An Essential Dilemma

On April 2, the Senate Homeland Security and Government Affairs Committee (HSGAC) convened to consider the nominations of Ron A. Bloom and Roman Martinez IV to become Governors of the U.S. Postal Service. Both gentlemen were asked, among other things, about their perspectives on the President’s Task Force Report released December 4, 2018. The report was also the subject of a March 12 HSGAC hearing.

Based on the Senators’ interest and the responses of the nominees, there appears to be a consensus that the Report offers some useful recommendations on how to ensure the continued viability of the U.S. Postal Service, yet it is not at all clear what happens next. Legislation seems unlikely in the short run and there are questions about whether some of the Task Force’s recommendations can be implemented through administrative or regulatory means alone.

One of the central recommendations of the Report – dividing the Postal Service’s products into two categories; essential and commercial – raises several practical and policy questions that require much more thought and consideration than has been given thus far. In fact, apart from a few vague examples the categories put forth are not clearly defined.

For instance, the Report appears to draw a distinction between account statements, which today would be sent via First-Class Mail, and advertising mail which uses USPS Marketing Mail predominantly. The Task Force defines statements as “essential” without much explanation.

Conversely, advertising mail, which might be physically identical and destined to the same recipient address as a statement coming from the same sender, is considered commercial because the senders purportedly decide how much mail to send based on the return on investment (ROI) that each mail piece is expected to produce.

This distinction betrays a fundamental misunderstanding of how commercial users of the postal system make decisions. Consider a bank that sends statements to existing account holders and marketing mail to prospective account holders. Physically, those pieces are likely to be indistinguishable from one another except for the indicia that identifies which mail class is being used. In some cases, the bank might send both types of mail to the same address during the same week.

Account statements routinely contain as much marketing content as account information, while marketing mail generally exhibits a degree of personalization such that novices might find it difficult to tell the difference. Today, the price difference between these two products – about 13 cents/piece – reflects differences in service levels. If marketing mail were no longer subject to a price cap, within a few years that gap would all but disappear; along with much of the mail volume which contributes to the provision of universal mail service.

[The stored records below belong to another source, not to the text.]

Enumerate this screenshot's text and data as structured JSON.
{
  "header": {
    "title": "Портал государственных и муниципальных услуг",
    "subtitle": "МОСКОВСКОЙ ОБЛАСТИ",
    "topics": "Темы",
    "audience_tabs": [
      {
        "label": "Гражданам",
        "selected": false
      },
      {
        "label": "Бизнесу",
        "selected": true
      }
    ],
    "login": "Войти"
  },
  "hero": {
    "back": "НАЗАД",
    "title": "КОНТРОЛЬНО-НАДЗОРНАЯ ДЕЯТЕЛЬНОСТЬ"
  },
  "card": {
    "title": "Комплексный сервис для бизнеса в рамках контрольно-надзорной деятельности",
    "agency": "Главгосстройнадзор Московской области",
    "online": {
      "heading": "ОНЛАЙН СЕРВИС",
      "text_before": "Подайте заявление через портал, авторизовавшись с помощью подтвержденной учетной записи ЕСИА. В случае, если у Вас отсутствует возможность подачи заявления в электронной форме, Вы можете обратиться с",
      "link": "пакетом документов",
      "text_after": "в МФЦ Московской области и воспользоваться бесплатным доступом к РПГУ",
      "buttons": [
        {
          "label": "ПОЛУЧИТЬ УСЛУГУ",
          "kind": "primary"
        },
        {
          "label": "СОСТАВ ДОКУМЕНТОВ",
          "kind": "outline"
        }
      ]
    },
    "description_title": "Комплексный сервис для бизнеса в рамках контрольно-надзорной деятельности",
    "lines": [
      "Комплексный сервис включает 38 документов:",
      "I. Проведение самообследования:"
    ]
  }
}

In addition, mailers make ROI decisions on both categories. For instance, if the cost to mail statements were to rise substantially, mailers would provide incentives for their customers to convert to electronic statements to save postage.

If the Postal Service were suddenly granted unlimited pricing authority for marketing mail, prices would converge to the point where mailers would no longer have any reason to use marketing mail. They would seek the price cap protection still afforded to statements by shifting to First-Class Mail. Unless the Postal Service plans rigid enforcement of content restrictions on all letters, marketing mail letters might disappear altogether.

On the package side of the Postal Service’s business, the situation is likely to be equally muddled. For the most part, package services are today part of the Postal Service’s competitive products. The Postal Service is free to set rates and negotiate prices with customers because those products are subject to competition by rivals such as UPS and FedEx. The Task Force would make an exception for essential shipments going to rural citizens who they describe as captive users of the system.

At the March 12 hearing Senator Enzi (R-WY) suggested that one example might be winter gloves in Wyoming, but perhaps not in Florida. Would that apply to $400 ski gloves? Cashmere? Leather?

The example most commonly cited are prescription medications to rural residents. Assuming that is an appropriate policy goal, will the Postal Service have to check the contents of packages claiming eligibility for favored rates? The definition of what is considered rural is not in itself clear; many suburban areas on the outskirts of major cities are classified as rural delivery areas by the Postal Service. Would these definitions need to be reconsidered?

The Postal Service’s products already include many that enjoy favorable pricing for public policy reasons such as mail sent by non-profit organizations or containing educational, cultural, or scientific content. Adding an additional policy overlay will add additional complexity without meaningfully addressing the source of the Postal Service’s financial difficulties.


About the Author: Michael Plunkett is President and Chief Executive Officer of the Association for Postal Commerce, a national association of businesses and organizations that use of support the mail as a medium for business communication and commerce.

Michael Plunkett